Kathrine Porter’s Pale Horse, Pale Rider opens with a lucid stream of consciousness. Throughout the dream sequence, the reader experiences intimate contact with Porter’s immediate thoughts, feelings, and emotions. Interestingly enough, upon waking up, Porter is not free from her morbid dreams of fear and death. As Porter enters a daunting reality, the readers are plunged into an inconsistent stream of consciousness, much like the one in the dream sequence. This experience can be largely attributed to porter’s use of ‘free association’. Originally coined as a Freudian method for psychoanalysis, free association is the act of allowing one’s thoughts to run freely. This technique eliminates the need for consistency in thoughts, thus, allowing the patient (and in this case, the reader) to come to their final conclusions. In many ways, Porter’s use of Free association has the same functionality. Although the reader might sense a lack of structure, they are able to gain the general sentiment, allowing them to feel the stresses of wartime and influenza in the same way.

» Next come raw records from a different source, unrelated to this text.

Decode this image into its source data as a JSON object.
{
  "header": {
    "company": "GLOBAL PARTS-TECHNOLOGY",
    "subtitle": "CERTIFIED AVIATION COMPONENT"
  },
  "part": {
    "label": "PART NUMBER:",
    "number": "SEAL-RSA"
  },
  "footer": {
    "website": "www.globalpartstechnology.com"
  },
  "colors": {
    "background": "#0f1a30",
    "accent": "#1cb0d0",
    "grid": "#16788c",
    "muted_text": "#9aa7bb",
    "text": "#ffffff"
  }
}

Conversely, Porter’s use of free association can almost be viewed as out-of-place. In a story that is autobiographical in nature, the reader expects a detailed, linear description of the life and times of Kathrine Porter. Instead, the introspective novella provides an account of Porter’s life through those around her. A few examples of this become apparent the author’s description of the “envious” young couple, and her own interpretations of the characters followed by their dialogue (Porter, 180). This poses some questions to the original motive of Porter’s work; what is the purpose of an autobiography that associates more with the personas of others? How does this perspective give us a different take on disease, and how it is experienced/viewed by others? By manipulating the consciousness of the characters and subsequently, the readers, Porter alludes to a larger purpose, one in which reality is distorted and dysfunctional.